380 pages
Contains Photos, Maps, Index
ISBN 0-7715-5118-5
DDC 641.2'2




Reviewed by Martha Wilson

Martha Wilson is Canadian correspondent for the Japan Times (Tokyo) and
a Toronto-based freelance editor and writer.


Intended as the first wine book written specifically for the restaurant
trade, The Wine Manual is serviceable enough, even if it misses the mark
a number of times. It has useful sections on how to take a wine order,
how to pour, how to intervene with charm when patrons make terrible wine
pairings, and so forth. The mini-glossaries at the start of each chapter
are a nice touch. However, some of the advice is overenthu-siastic. How
many waiters can be expected, as part of the job, to study up on soil
types? Even sillier is this admonition: “The job extends beyond
regular serving hours. You should arrive early to ensure that all wine
glasses are spotless.”

The book comes up short in other areas. It does not include a list of
good and bad years for various areas of production, or even a list of
solid producers or wines that can be relied on year after year. The
writing occasionally takes some astonishing twists, as in this example:
“The southwestern part of Spain, bordering Portugal, is a scantily
populated area of high sierras where dark-skinned wild pigs and goats
roam freely in deep forests.”

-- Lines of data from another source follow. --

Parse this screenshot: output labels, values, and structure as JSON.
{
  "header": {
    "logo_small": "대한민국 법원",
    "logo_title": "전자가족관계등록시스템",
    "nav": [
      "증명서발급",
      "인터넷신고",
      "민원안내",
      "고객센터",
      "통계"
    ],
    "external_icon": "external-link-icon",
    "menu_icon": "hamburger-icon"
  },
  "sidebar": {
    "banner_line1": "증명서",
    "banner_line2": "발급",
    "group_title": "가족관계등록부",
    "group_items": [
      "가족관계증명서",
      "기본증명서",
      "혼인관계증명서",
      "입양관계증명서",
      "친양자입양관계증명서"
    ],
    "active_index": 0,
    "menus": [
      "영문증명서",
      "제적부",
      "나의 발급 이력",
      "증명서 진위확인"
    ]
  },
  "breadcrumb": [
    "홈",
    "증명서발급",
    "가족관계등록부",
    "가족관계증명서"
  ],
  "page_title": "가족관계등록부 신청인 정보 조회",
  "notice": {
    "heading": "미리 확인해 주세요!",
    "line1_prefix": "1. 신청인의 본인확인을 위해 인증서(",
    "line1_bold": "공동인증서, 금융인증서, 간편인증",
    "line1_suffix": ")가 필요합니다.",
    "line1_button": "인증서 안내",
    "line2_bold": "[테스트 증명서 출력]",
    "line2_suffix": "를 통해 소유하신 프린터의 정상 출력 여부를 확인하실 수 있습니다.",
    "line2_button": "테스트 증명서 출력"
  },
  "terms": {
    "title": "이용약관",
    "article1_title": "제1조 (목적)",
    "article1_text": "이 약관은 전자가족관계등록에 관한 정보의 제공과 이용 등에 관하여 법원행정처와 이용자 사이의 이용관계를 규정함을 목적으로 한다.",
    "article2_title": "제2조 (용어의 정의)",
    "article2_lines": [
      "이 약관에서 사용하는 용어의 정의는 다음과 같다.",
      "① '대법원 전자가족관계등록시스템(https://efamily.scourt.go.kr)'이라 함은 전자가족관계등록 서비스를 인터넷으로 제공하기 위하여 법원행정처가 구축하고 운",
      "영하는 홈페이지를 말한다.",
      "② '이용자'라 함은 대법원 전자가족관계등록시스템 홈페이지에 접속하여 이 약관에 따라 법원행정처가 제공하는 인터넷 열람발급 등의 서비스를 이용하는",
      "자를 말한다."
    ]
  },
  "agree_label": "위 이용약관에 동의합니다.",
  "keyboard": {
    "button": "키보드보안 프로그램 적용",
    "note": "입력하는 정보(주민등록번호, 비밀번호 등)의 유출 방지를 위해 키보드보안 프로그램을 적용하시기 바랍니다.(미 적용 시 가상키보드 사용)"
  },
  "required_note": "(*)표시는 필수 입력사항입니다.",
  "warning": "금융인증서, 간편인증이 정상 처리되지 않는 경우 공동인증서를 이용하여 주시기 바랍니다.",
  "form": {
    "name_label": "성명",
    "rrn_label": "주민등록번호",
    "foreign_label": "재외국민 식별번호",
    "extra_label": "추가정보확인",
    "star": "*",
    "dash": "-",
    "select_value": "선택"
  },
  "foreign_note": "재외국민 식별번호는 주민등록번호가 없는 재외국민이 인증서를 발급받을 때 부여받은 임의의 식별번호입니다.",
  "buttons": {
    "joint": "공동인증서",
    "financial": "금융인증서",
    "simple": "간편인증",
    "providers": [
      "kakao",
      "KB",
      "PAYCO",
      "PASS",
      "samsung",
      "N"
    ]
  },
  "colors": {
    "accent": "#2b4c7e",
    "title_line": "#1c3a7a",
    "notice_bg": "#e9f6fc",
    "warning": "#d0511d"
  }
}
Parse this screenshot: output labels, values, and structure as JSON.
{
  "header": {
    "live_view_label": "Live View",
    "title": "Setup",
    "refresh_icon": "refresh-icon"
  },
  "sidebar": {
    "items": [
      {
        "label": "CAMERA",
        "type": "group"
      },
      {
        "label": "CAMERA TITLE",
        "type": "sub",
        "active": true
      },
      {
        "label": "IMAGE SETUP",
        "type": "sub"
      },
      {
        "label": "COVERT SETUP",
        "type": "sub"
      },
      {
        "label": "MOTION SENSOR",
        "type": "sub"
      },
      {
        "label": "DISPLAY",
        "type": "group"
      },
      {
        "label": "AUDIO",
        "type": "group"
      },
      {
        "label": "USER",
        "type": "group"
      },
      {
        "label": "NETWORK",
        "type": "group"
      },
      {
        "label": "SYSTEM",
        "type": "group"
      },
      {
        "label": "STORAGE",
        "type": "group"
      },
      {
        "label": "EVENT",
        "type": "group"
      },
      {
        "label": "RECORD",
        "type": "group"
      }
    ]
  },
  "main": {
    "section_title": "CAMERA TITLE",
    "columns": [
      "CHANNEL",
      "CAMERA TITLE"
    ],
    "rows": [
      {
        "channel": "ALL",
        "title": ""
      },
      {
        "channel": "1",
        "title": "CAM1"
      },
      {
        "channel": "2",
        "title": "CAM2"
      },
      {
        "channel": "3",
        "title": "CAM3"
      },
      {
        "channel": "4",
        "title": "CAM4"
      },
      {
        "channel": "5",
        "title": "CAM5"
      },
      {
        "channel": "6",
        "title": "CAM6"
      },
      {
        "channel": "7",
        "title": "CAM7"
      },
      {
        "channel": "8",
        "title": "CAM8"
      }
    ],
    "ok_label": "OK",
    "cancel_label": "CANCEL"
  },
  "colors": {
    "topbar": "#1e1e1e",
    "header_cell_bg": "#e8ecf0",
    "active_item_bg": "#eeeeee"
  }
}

Konrad Ejbich, a hearteningly sensible wine writer, had a hand in this
book. Judging by his newspaper columns, he could have improved the
project vastly if given free rein. That said, The Wine Manual would make
a good textbook for a hospitality course.


Marie, Jacques, Shari Darling, and Konrad Ejbich., “The Wine Manual,” Canadian Book Review Annual Online, accessed July 22, 2024,